  14. Soil Protection measures based on the analysis if sediment sources in a commercial farm at the Guadalquivir Valley (Spain)

    Science.gov (United States)

    Albert, Enrique; Brígido, Consuelo; Herrera, Pascual; Migallón, Jose Ignacio; Taguas, Encarnación V.

    2016-04-01

    High soil losses are associated with agricultural areas dedicated to traditional crops in Spain (olive, grapevine, almond and sunflower, among others) and they caused by interacting drivers such as frequent intense events, steep/hilly slopes and unsuitable managements (De Santisteban et al., 2006). These crops are essential for the Spanish economy but at the same time, they constitute important areas of soil degradation. This work has been promoted by a farm owner interested in improving the sustainability of his farm as well as solving traffic problems derived from a gully. An analysis based on a modeling approach and field measurements was carried out in order to diagnose the main sediment sources of a farm with traditional Mediterranean crops (sunflower and olives) and to propose actions for optimizing soil conservation efforts. Firstly, an environmental study to characterize meteorological and topographical features, soil properties and managements was performed. The farm was divided in different areas belonging to the same hydrological catchment, land-use and management. Secondly, splash and inter-rill erosion were evaluated in each spatial unit through the RUSLE model. Rills and gullies in the catchment were also measured by using orthophotographies and a tape in the field to calculate their corresponding sediment volume. Finally, a plan of soil protection measures was designed and presented to the owner who will apply the proposed actions, mainly cover crop seeding and construction of check dams. REFERENCES: De Santisteban, L. M., J. Casalí, and J. J. López. 2006. Assessing soil erosion rates in cultivated areas of Navarre (Spain). Earth Surf. Process. Landforms 31: 487-506.

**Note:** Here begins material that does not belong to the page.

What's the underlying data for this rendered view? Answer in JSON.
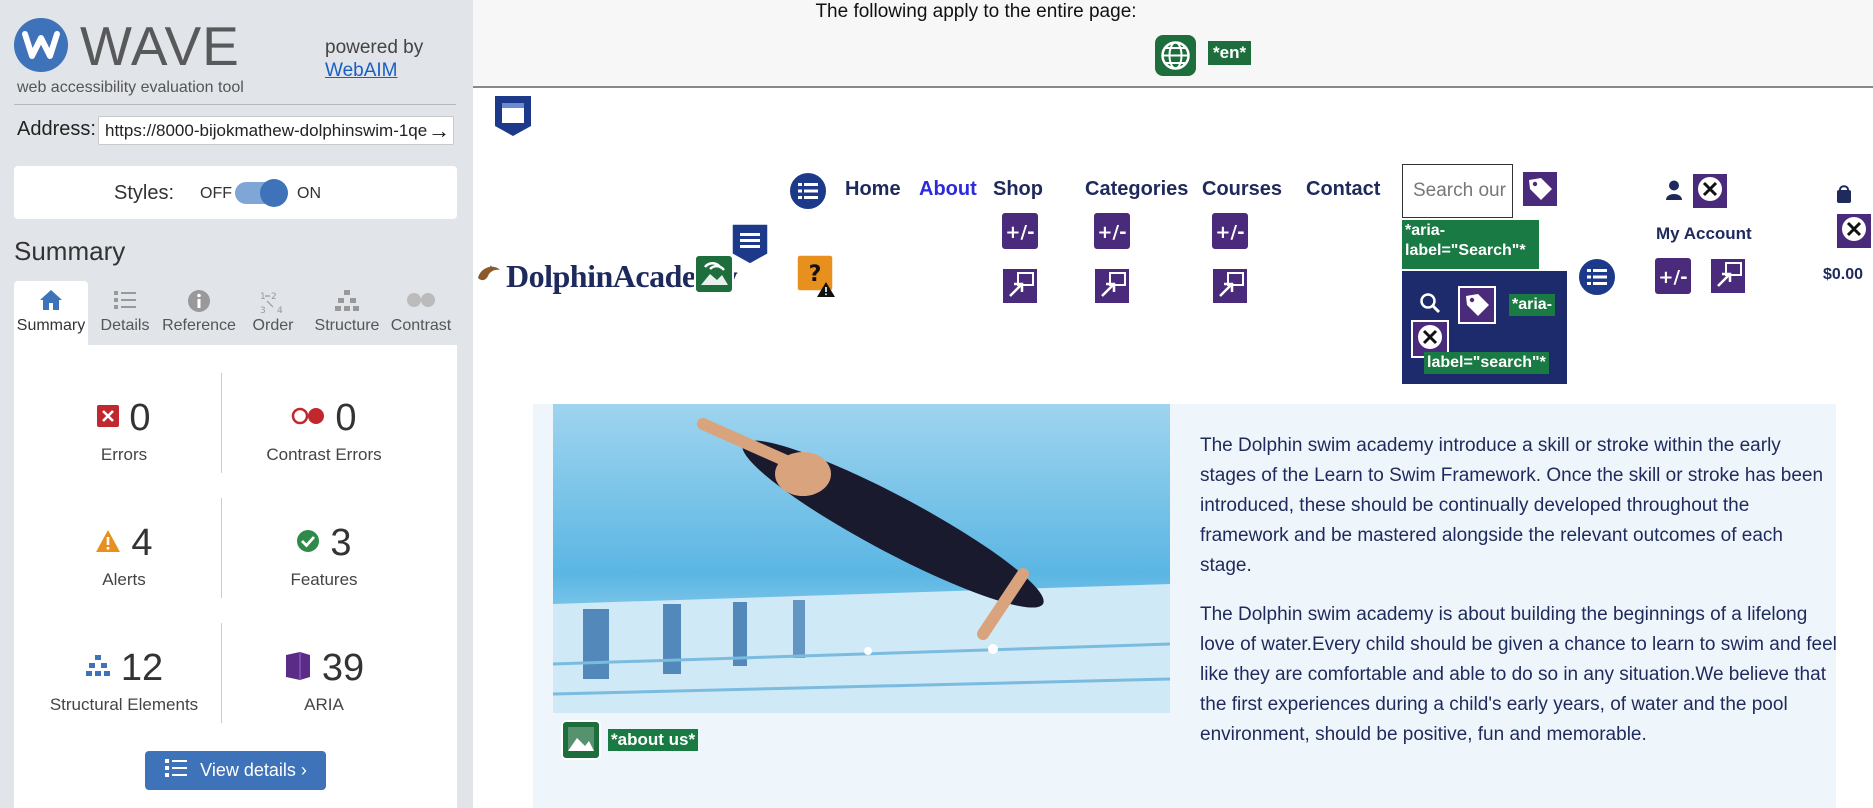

  15. Red is Romantic, but Only for Feminine Females: Sexual Dimorphism Moderates Red Effect on Sexual Attraction

    Directory of Open Access Journals (Sweden)

    Fangfang Wen

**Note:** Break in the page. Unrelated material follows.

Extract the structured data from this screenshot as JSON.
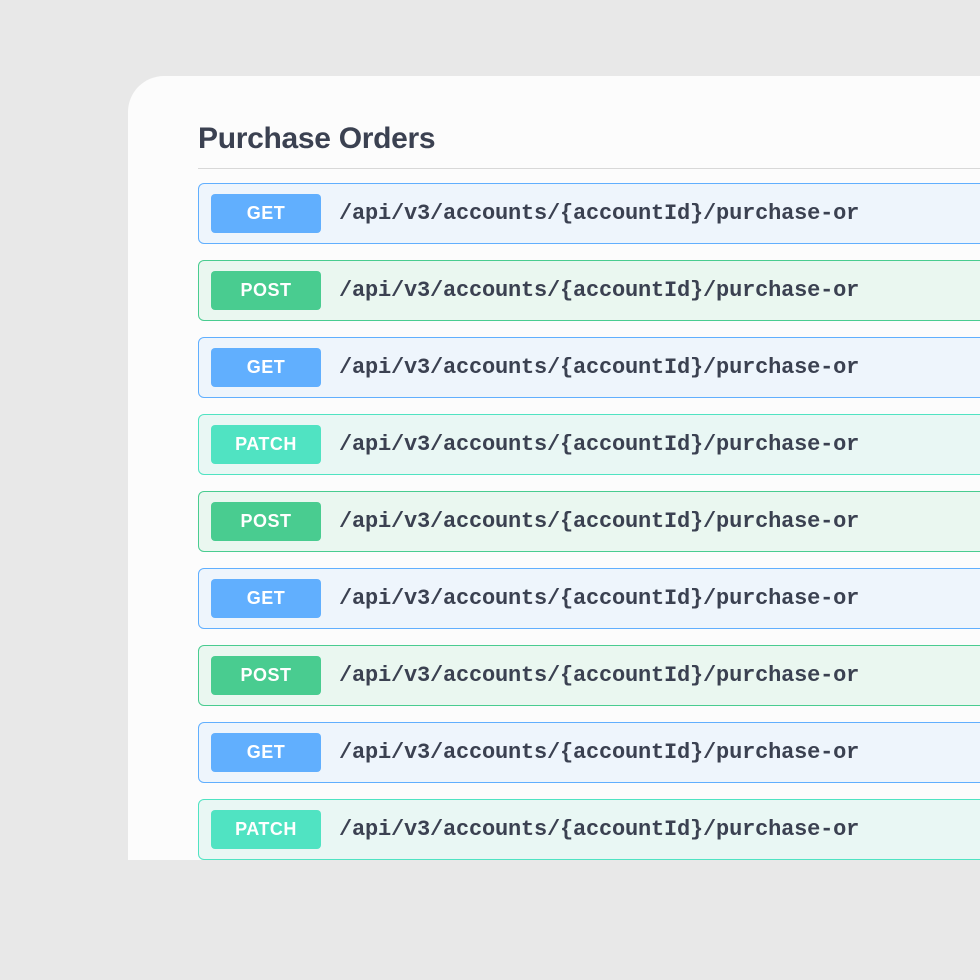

    2014-10-01

    Full Text Available Previous researchers have documented that the color red enhances one's sexual attraction to the opposite sex. The current study further examined the moderating role of sexual dimorphism in red effects. The results indicated that red enhanced men's sexual attraction to women with more feminine facial characteristics but had no effect on ratings of perceived general attractiveness. Red clothing also had a marginally significant effect on men's sexual attractiveness. In addition, regardless of sexual dimorphism cues, male participants rated women with red as warmer and more competent. The underlying mechanisms of the red effect, the limitations of the current study, and suggestions for future directions are discussed.

  16. Adsorption of procion red and congo red dyes using microalgae Spirulina sp

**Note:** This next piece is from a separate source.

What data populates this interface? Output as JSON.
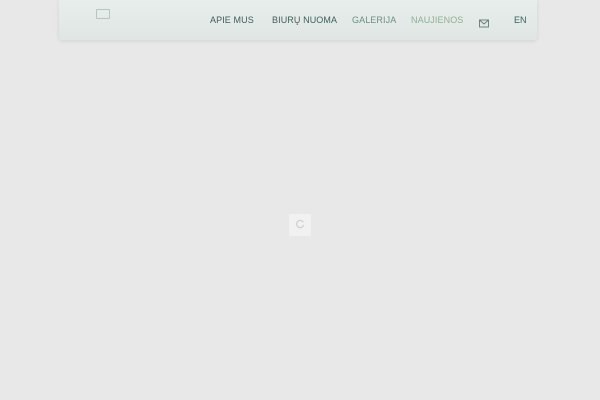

    Directory of Open Access Journals (Sweden)

    Risfidian Mohadi

    2017-10-01

    Full Text Available Adsorption of procion red and congo red dyes using microalgae Spirulina sp was conducted. Spirulina sp was obtained by cultivation and production in laboratory scale. Spirulina sp was used as adsorbent for adsorption of dyes. Adsorption process was studied by kinetic and thermodynamic in order to know the adsorption phenomena. The results showed that kinetically congo red is reactive than procion red on Spirulina sp. On the other hand, thermodynamically procion red was stable than congo red on Spirulina sp which was indicated by adsorption capacity, enthalpy, and entropy.

  17. Effect of repeated application of 14C-carbaryl and of addition of glucose and cellulose to soil samples

    International Nuclear Information System (INIS)

    Hirata, R.; Luchini, L.C.; Mesquita, T.B.; Ruegg, E.F.

    1984-01-01

    The behaviour of the insecticide carbaryl is studied in samples of Gley Humic and Red-Yellow Latosol soil by means of radiometric techniques. In the Red-Yellow Latosol two carbon sources - glucose and cellulose - and a mixture of glucose plus cellulose were added. Repeated applications of carbaryl in both soils highly increased the rate of degradation, probably due to a rapid increase in the number of microorganisms by using the pesticide as substrate. (M.A.C.) [pt

  18. Uptake and Distribution of Added Selenite and Selenate by Barley and Red Clover as Influenced by Sulphur

    DEFF Research Database (Denmark)

    Nielsen, Gunnar Gissel

    1973-01-01

    The uptake of added Se from selenite and selenate by barley and red clover was investigated in a pot experiment. Much more of selenate than of selenite was taken up but the Se concentrations in the plants declined more with time when selenate was the source. Increasing sulphate addition to the soil...

  19. An assessment to prioritise the critical erosion-prone sub-watersheds for soil conservation in the Gumti basin of Tripura, North-East India.

    Science.gov (United States)

    Ahmed, Istak; Das Pan, Nibedita; Debnath, Jatan; Bhowmik, Moujuri

    2017-10-31

    Erosion-induced land degradation problem has emerged as a serious environmental issue across the world. Assessment of this problem through modelling can generate valuable quantitative information for the planners to identify priority areas for proper soil conservation measures. The Gumti River basin of Tripura falls under humid tropical climate and experiences soil erosion for a prolonged period which has turned into a major environmental issue. Increased sediment supply through top soil erosion is one of the major reasons for reduced navigability of this river. Thus, the present study is an attempt to prioritize the sub-watersheds of the Gumti basin by estimating soil loss through the USLE (Universal Soil Loss Equation) model. For that purpose, five parameters of the USLE model were processed, computed and overlaid in a GIS environment. The result shows that potential mean annual soil loss of the Gumti basin ranges between 0.03 and 114.08 t ha -1  year -1 . The resultant values of soil loss were classified into five categories considering the minimum and maximum values. It has been identified that low, moderate, high, very high and severe soil loss categories occupy 68.71, 8.94, 5.86, 5.02 and 11.47% of the basin respectively. Moreover, it has been recognised that sub-watersheds like SW7, SW8, SW12, SW21, SW24 and SW29 fall under very high priority class for which mitigation measures are essential. Therefore, the present study recommends mitigation measures through terrace cultivation, as an alternative of shifting cultivation in the hilly areas and through construction of check dams at the appropriate sites of the erosion prone sub-watersheds. Moreover, proper afforestation programmes that have been implemented successfully in other parts of Tripura through the Japan International Cooperation Agency, Joint Forest Management, and National Afforestation Programme should be initiated in the highly erosion-prone areas of the Gumti River basin.

  20. Cadmium and zinc toxicity in white pine, red maple, and Norway spruce

    Energy Technology Data Exchange (ETDEWEB)

    Mitchell, C.D.; Fretz, T.A.

    1977-01-01

    Excessive accumulation of Cd or Zn in white pine (Pinus strobus L.), red maple (Acer rubrum L.), and Norway spruce (Picea abies L.), resulted in reduced root initiation, poor development of root laterals, chlorosis, dwarfism, early leaf drop, wilting, and necrosis of current season's growth. Positive correlations existed between nutrient culture levels and tissue accumulation when plants were grown